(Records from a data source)

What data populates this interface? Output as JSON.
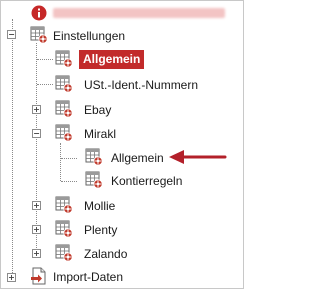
{
  "tree": {
    "root": {
      "label": "",
      "icon": "info-icon"
    },
    "einstellungen": {
      "label": "Einstellungen",
      "expander": "−"
    },
    "allgemein_top": {
      "label": "Allgemein"
    },
    "ust": {
      "label": "USt.-Ident.-Nummern"
    },
    "ebay": {
      "label": "Ebay",
      "expander": "+"
    },
    "mirakl": {
      "label": "Mirakl",
      "expander": "−"
    },
    "mirakl_allgemein": {
      "label": "Allgemein"
    },
    "kontierregeln": {
      "label": "Kontierregeln"
    },
    "mollie": {
      "label": "Mollie",
      "expander": "+"
    },
    "plenty": {
      "label": "Plenty",
      "expander": "+"
    },
    "zalando": {
      "label": "Zalando",
      "expander": "+"
    },
    "import_daten": {
      "label": "Import-Daten",
      "expander": "+"
    }
  },
  "colors": {
    "accent": "#c22b2b",
    "arrow": "#b3202a",
    "tree_lines": "#8a8a8a"
  }
}
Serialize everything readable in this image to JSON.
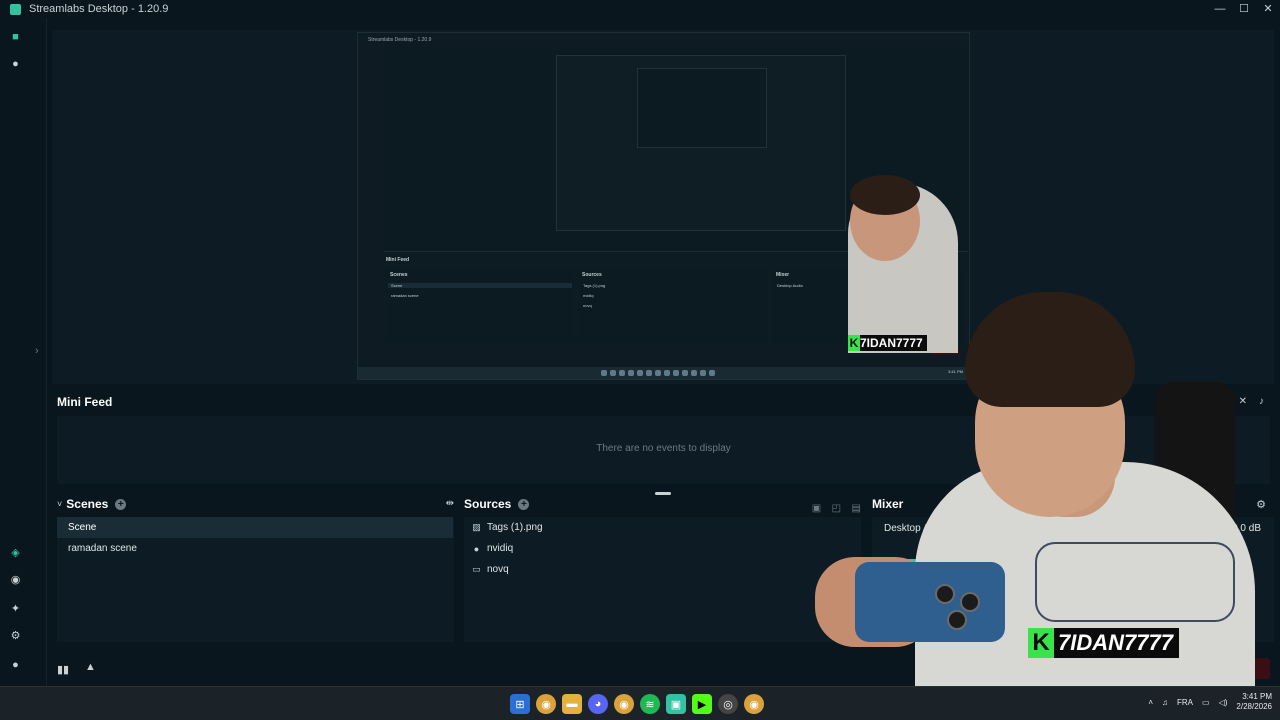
{
  "window": {
    "title": "Streamlabs Desktop - 1.20.9",
    "minimize": "—",
    "maximize": "☐",
    "close": "✕"
  },
  "nav": {
    "items": [
      {
        "name": "editor-icon",
        "glyph": "■"
      },
      {
        "name": "live-dashboard-icon",
        "glyph": "●"
      },
      {
        "name": "themes-icon",
        "glyph": "◈"
      },
      {
        "name": "app-store-icon",
        "glyph": "◉"
      },
      {
        "name": "highlighter-icon",
        "glyph": "✦"
      },
      {
        "name": "settings-icon",
        "glyph": "⚙"
      },
      {
        "name": "profile-icon",
        "glyph": "●"
      }
    ]
  },
  "nested_preview": {
    "title": "Streamlabs Desktop - 1.20.9",
    "mini_feed_title": "Mini Feed",
    "mini_feed_empty": "There are no events to display",
    "scenes_title": "Scenes",
    "scenes": [
      "Scene",
      "ramadan scene"
    ],
    "sources_title": "Sources",
    "sources": [
      "Tags (1).png",
      "nvidiq",
      "novq"
    ],
    "mixer_title": "Mixer",
    "mixer_audio": "Desktop Audio",
    "clock": "3:41 PM",
    "end_stream": "End Stream",
    "tag_text": "7IDAN7777"
  },
  "mini_feed": {
    "title": "Mini Feed",
    "empty_text": "There are no events to display"
  },
  "scenes": {
    "title": "Scenes",
    "items": [
      "Scene",
      "ramadan scene"
    ],
    "selected_index": 0
  },
  "sources": {
    "title": "Sources",
    "items": [
      {
        "label": "Tags (1).png",
        "icon": "image-icon"
      },
      {
        "label": "nvidiq",
        "icon": "webcam-icon"
      },
      {
        "label": "novq",
        "icon": "display-capture-icon"
      }
    ]
  },
  "mixer": {
    "title": "Mixer",
    "device": "Desktop Audio",
    "level": "0.0 dB",
    "meter_fill": 0.1
  },
  "footer": {
    "end_stream": "End Stream"
  },
  "overlay": {
    "tag_text": "7IDAN7777",
    "tag_letter": "K"
  },
  "taskbar": {
    "language": "FRA",
    "time": "3:41 PM",
    "date": "2/28/2026"
  },
  "colors": {
    "accent": "#31c3a2",
    "end_stream": "#ff5a6e",
    "tag_green": "#39e34a"
  }
}
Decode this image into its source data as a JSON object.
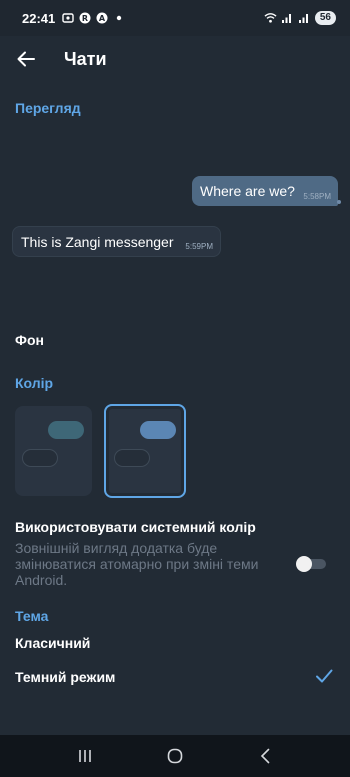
{
  "status_bar": {
    "time": "22:41",
    "battery": "56",
    "left_icons": [
      "screen-record-icon",
      "r-app-icon",
      "a-app-icon",
      "dot-icon"
    ],
    "right_icons": [
      "wifi-icon",
      "signal-icon",
      "signal-icon"
    ]
  },
  "app_bar": {
    "title": "Чати"
  },
  "preview": {
    "header": "Перегляд",
    "outgoing": {
      "text": "Where are we?",
      "time": "5:58PM"
    },
    "incoming": {
      "text": "This is Zangi messenger",
      "time": "5:59PM"
    }
  },
  "background_label": "Фон",
  "color": {
    "header": "Колір",
    "swatches": [
      {
        "accent": "#3e6777",
        "selected": false
      },
      {
        "accent": "#5b86b4",
        "selected": true
      }
    ]
  },
  "system_color": {
    "title": "Використовувати системний колір",
    "description": "Зовнішній вигляд додатка буде змінюватися атомарно при зміні теми Android.",
    "enabled": false
  },
  "theme": {
    "header": "Тема",
    "options": [
      {
        "label": "Класичний",
        "selected": false
      },
      {
        "label": "Темний режим",
        "selected": true
      }
    ]
  },
  "colors": {
    "background": "#222b35",
    "accent": "#5fa6e6",
    "outgoing_bubble": "#4f6a85"
  }
}
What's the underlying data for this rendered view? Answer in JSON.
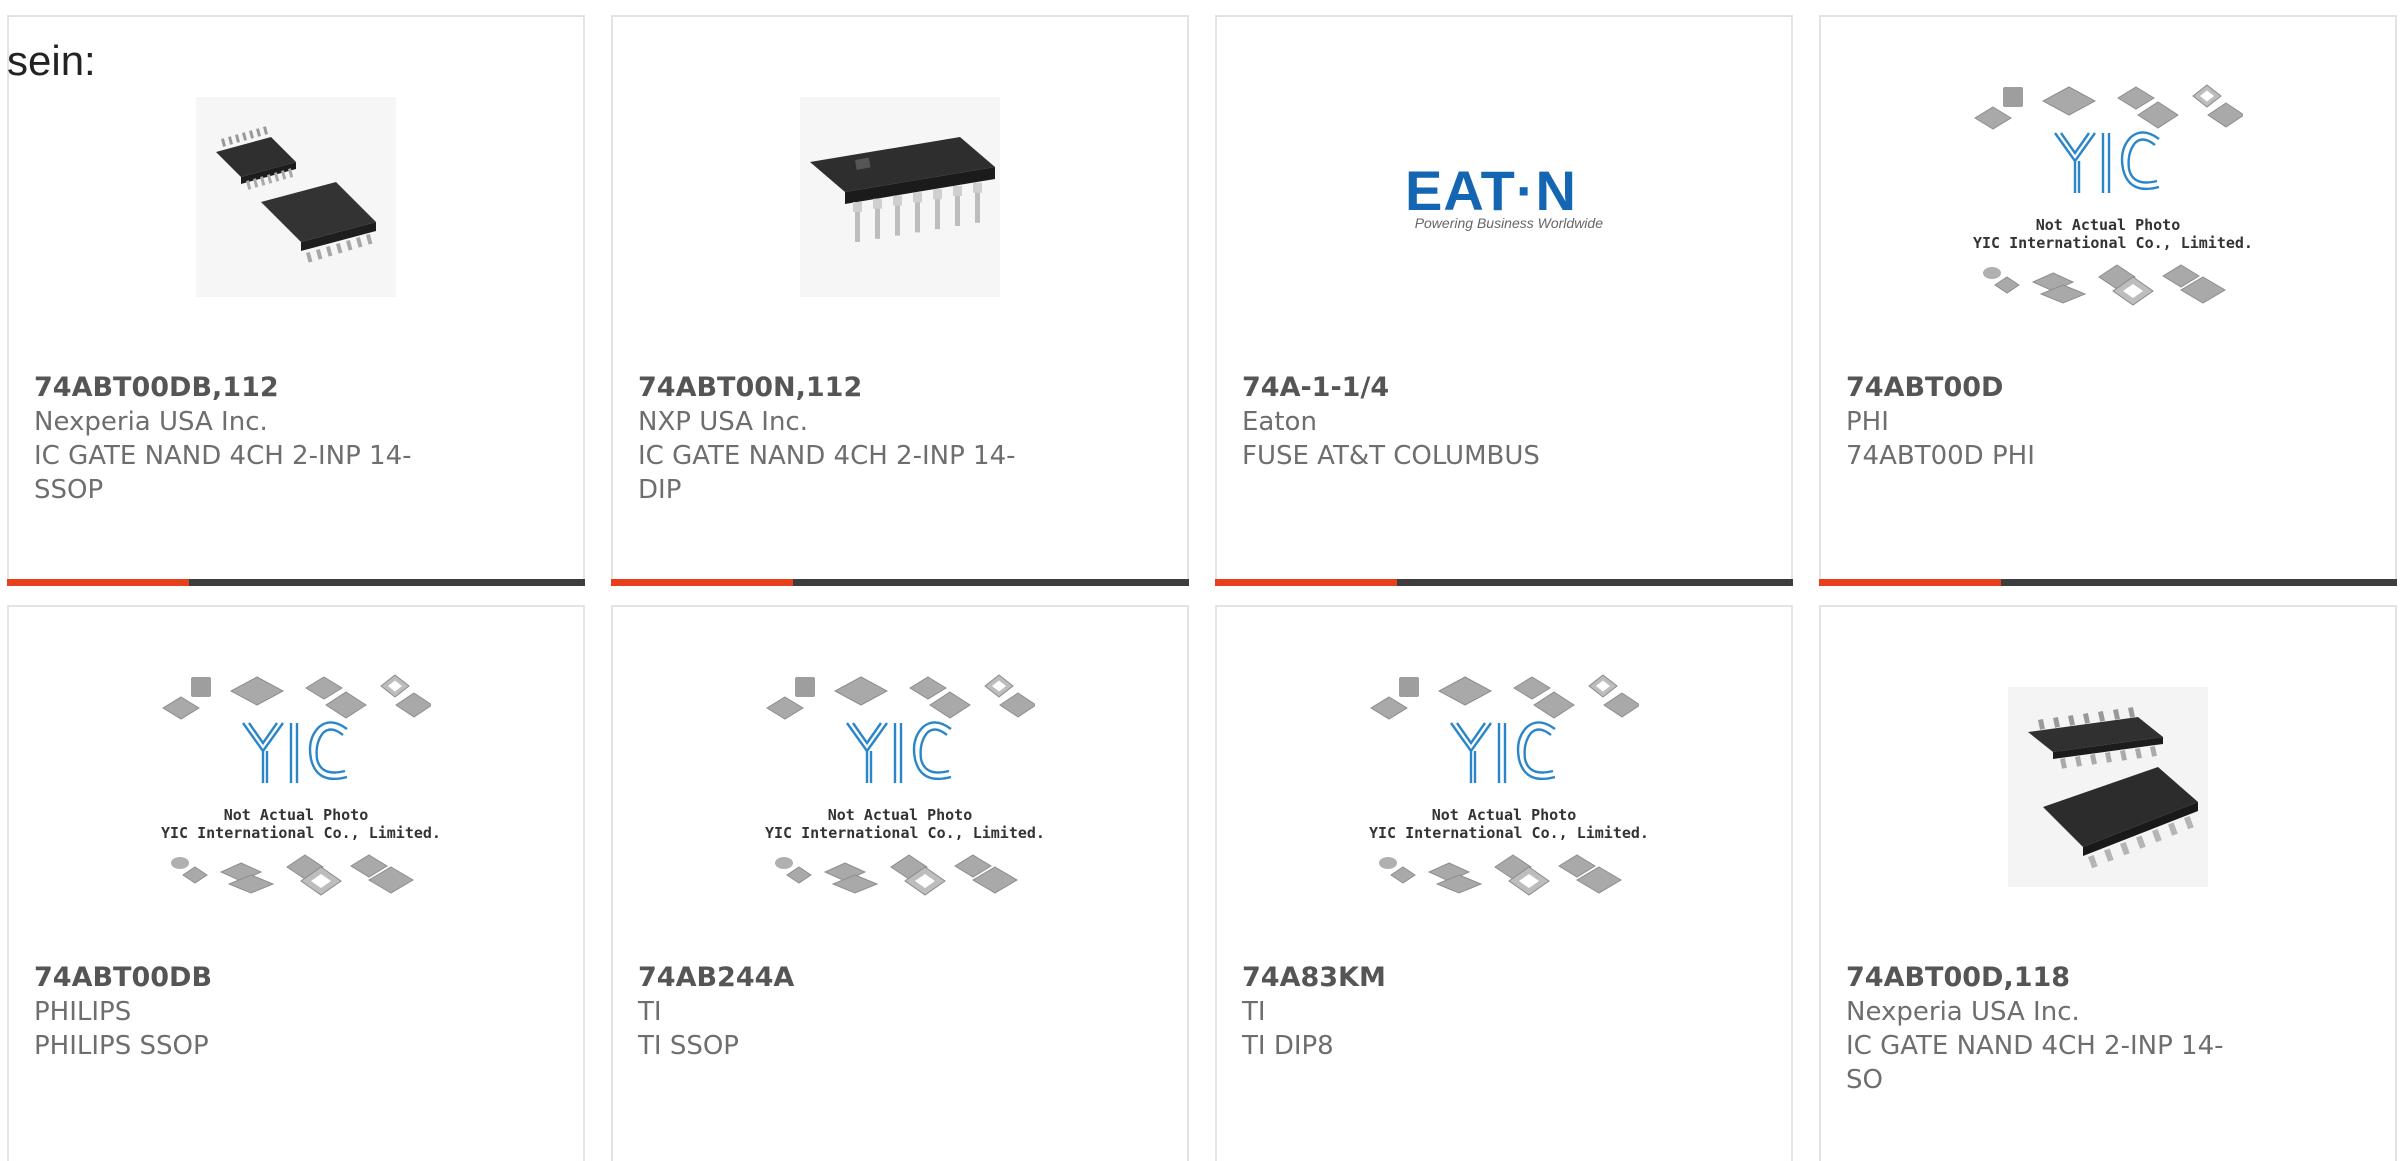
{
  "intro_text": "sein:",
  "colors": {
    "accent": "#e8401c",
    "bar": "#3d3d3d",
    "eaton_blue": "#1566b2",
    "yic_blue": "#2a86c9"
  },
  "products": [
    {
      "part": "74ABT00DB,112",
      "maker": "Nexperia USA Inc.",
      "desc": "IC GATE NAND 4CH 2-INP 14-SSOP",
      "image": "ssop-chip-photo"
    },
    {
      "part": "74ABT00N,112",
      "maker": "NXP USA Inc.",
      "desc": "IC GATE NAND 4CH 2-INP 14-DIP",
      "image": "dip-chip-photo"
    },
    {
      "part": "74A-1-1/4",
      "maker": "Eaton",
      "desc": "FUSE AT&T COLUMBUS",
      "image": "eaton-logo"
    },
    {
      "part": "74ABT00D",
      "maker": "PHI",
      "desc": "74ABT00D PHI",
      "image": "placeholder"
    },
    {
      "part": "74ABT00DB",
      "maker": "PHILIPS",
      "desc": "PHILIPS SSOP",
      "image": "placeholder"
    },
    {
      "part": "74AB244A",
      "maker": "TI",
      "desc": "TI SSOP",
      "image": "placeholder"
    },
    {
      "part": "74A83KM",
      "maker": "TI",
      "desc": "TI DIP8",
      "image": "placeholder"
    },
    {
      "part": "74ABT00D,118",
      "maker": "Nexperia USA Inc.",
      "desc": "IC GATE NAND 4CH 2-INP 14-SO",
      "image": "soic-chip-photo"
    }
  ],
  "eaton_logo": {
    "brand": "EAT·N",
    "tagline": "Powering Business Worldwide"
  },
  "placeholder": {
    "mark": "YIC",
    "line1": "Not Actual Photo",
    "line2": "YIC International Co., Limited."
  }
}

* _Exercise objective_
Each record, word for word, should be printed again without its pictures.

* _Answer to the exercise_
What data populates this interface? Output as JSON.
{
  "tree": {
    "root": {
      "label": "",
      "icon": "info-icon"
    },
    "einstellungen": {
      "label": "Einstellungen",
      "expander": "−"
    },
    "allgemein_top": {
      "label": "Allgemein"
    },
    "ust": {
      "label": "USt.-Ident.-Nummern"
    },
    "ebay": {
      "label": "Ebay",
      "expander": "+"
    },
    "mirakl": {
      "label": "Mirakl",
      "expander": "−"
    },
    "mirakl_allgemein": {
      "label": "Allgemein"
    },
    "kontierregeln": {
      "label": "Kontierregeln"
    },
    "mollie": {
      "label": "Mollie",
      "expander": "+"
    },
    "plenty": {
      "label": "Plenty",
      "expander": "+"
    },
    "zalando": {
      "label": "Zalando",
      "expander": "+"
    },
    "import_daten": {
      "label": "Import-Daten",
      "expander": "+"
    }
  },
  "colors": {
    "accent": "#c22b2b",
    "arrow": "#b3202a",
    "tree_lines": "#8a8a8a"
  }
}
Serialize everything readable in this image to JSON.
{
  "window": {
    "title": "Streamlabs Desktop - 1.20.9",
    "minimize": "—",
    "maximize": "☐",
    "close": "✕"
  },
  "nav": {
    "items": [
      {
        "name": "editor-icon",
        "glyph": "■"
      },
      {
        "name": "live-dashboard-icon",
        "glyph": "●"
      },
      {
        "name": "themes-icon",
        "glyph": "◈"
      },
      {
        "name": "app-store-icon",
        "glyph": "◉"
      },
      {
        "name": "highlighter-icon",
        "glyph": "✦"
      },
      {
        "name": "settings-icon",
        "glyph": "⚙"
      },
      {
        "name": "profile-icon",
        "glyph": "●"
      }
    ]
  },
  "nested_preview": {
    "title": "Streamlabs Desktop - 1.20.9",
    "mini_feed_title": "Mini Feed",
    "mini_feed_empty": "There are no events to display",
    "scenes_title": "Scenes",
    "scenes": [
      "Scene",
      "ramadan scene"
    ],
    "sources_title": "Sources",
    "sources": [
      "Tags (1).png",
      "nvidiq",
      "novq"
    ],
    "mixer_title": "Mixer",
    "mixer_audio": "Desktop Audio",
    "clock": "3:41 PM",
    "end_stream": "End Stream",
    "tag_text": "7IDAN7777"
  },
  "mini_feed": {
    "title": "Mini Feed",
    "empty_text": "There are no events to display"
  },
  "scenes": {
    "title": "Scenes",
    "items": [
      "Scene",
      "ramadan scene"
    ],
    "selected_index": 0
  },
  "sources": {
    "title": "Sources",
    "items": [
      {
        "label": "Tags (1).png",
        "icon": "image-icon"
      },
      {
        "label": "nvidiq",
        "icon": "webcam-icon"
      },
      {
        "label": "novq",
        "icon": "display-capture-icon"
      }
    ]
  },
  "mixer": {
    "title": "Mixer",
    "device": "Desktop Audio",
    "level": "0.0 dB",
    "meter_fill": 0.1
  },
  "footer": {
    "end_stream": "End Stream"
  },
  "overlay": {
    "tag_text": "7IDAN7777",
    "tag_letter": "K"
  },
  "taskbar": {
    "language": "FRA",
    "time": "3:41 PM",
    "date": "2/28/2026"
  },
  "colors": {
    "accent": "#31c3a2",
    "end_stream": "#ff5a6e",
    "tag_green": "#39e34a"
  }
}
Decode this image into its source data as a JSON object.
{
  "status_bar": {
    "time": "22:41",
    "battery": "56",
    "left_icons": [
      "screen-record-icon",
      "r-app-icon",
      "a-app-icon",
      "dot-icon"
    ],
    "right_icons": [
      "wifi-icon",
      "signal-icon",
      "signal-icon"
    ]
  },
  "app_bar": {
    "title": "Чати"
  },
  "preview": {
    "header": "Перегляд",
    "outgoing": {
      "text": "Where are we?",
      "time": "5:58PM"
    },
    "incoming": {
      "text": "This is Zangi messenger",
      "time": "5:59PM"
    }
  },
  "background_label": "Фон",
  "color": {
    "header": "Колір",
    "swatches": [
      {
        "accent": "#3e6777",
        "selected": false
      },
      {
        "accent": "#5b86b4",
        "selected": true
      }
    ]
  },
  "system_color": {
    "title": "Використовувати системний колір",
    "description": "Зовнішній вигляд додатка буде змінюватися атомарно при зміні теми Android.",
    "enabled": false
  },
  "theme": {
    "header": "Тема",
    "options": [
      {
        "label": "Класичний",
        "selected": false
      },
      {
        "label": "Темний режим",
        "selected": true
      }
    ]
  },
  "colors": {
    "background": "#222b35",
    "accent": "#5fa6e6",
    "outgoing_bubble": "#4f6a85"
  }
}
What's the underlying data for this rendered view? Answer in JSON.
{
  "intro_text": "sein:",
  "colors": {
    "accent": "#e8401c",
    "bar": "#3d3d3d",
    "eaton_blue": "#1566b2",
    "yic_blue": "#2a86c9"
  },
  "products": [
    {
      "part": "74ABT00DB,112",
      "maker": "Nexperia USA Inc.",
      "desc": "IC GATE NAND 4CH 2-INP 14-SSOP",
      "image": "ssop-chip-photo"
    },
    {
      "part": "74ABT00N,112",
      "maker": "NXP USA Inc.",
      "desc": "IC GATE NAND 4CH 2-INP 14-DIP",
      "image": "dip-chip-photo"
    },
    {
      "part": "74A-1-1/4",
      "maker": "Eaton",
      "desc": "FUSE AT&T COLUMBUS",
      "image": "eaton-logo"
    },
    {
      "part": "74ABT00D",
      "maker": "PHI",
      "desc": "74ABT00D PHI",
      "image": "placeholder"
    },
    {
      "part": "74ABT00DB",
      "maker": "PHILIPS",
      "desc": "PHILIPS SSOP",
      "image": "placeholder"
    },
    {
      "part": "74AB244A",
      "maker": "TI",
      "desc": "TI SSOP",
      "image": "placeholder"
    },
    {
      "part": "74A83KM",
      "maker": "TI",
      "desc": "TI DIP8",
      "image": "placeholder"
    },
    {
      "part": "74ABT00D,118",
      "maker": "Nexperia USA Inc.",
      "desc": "IC GATE NAND 4CH 2-INP 14-SO",
      "image": "soic-chip-photo"
    }
  ],
  "eaton_logo": {
    "brand": "EAT·N",
    "tagline": "Powering Business Worldwide"
  },
  "placeholder": {
    "mark": "YIC",
    "line1": "Not Actual Photo",
    "line2": "YIC International Co., Limited."
  }
}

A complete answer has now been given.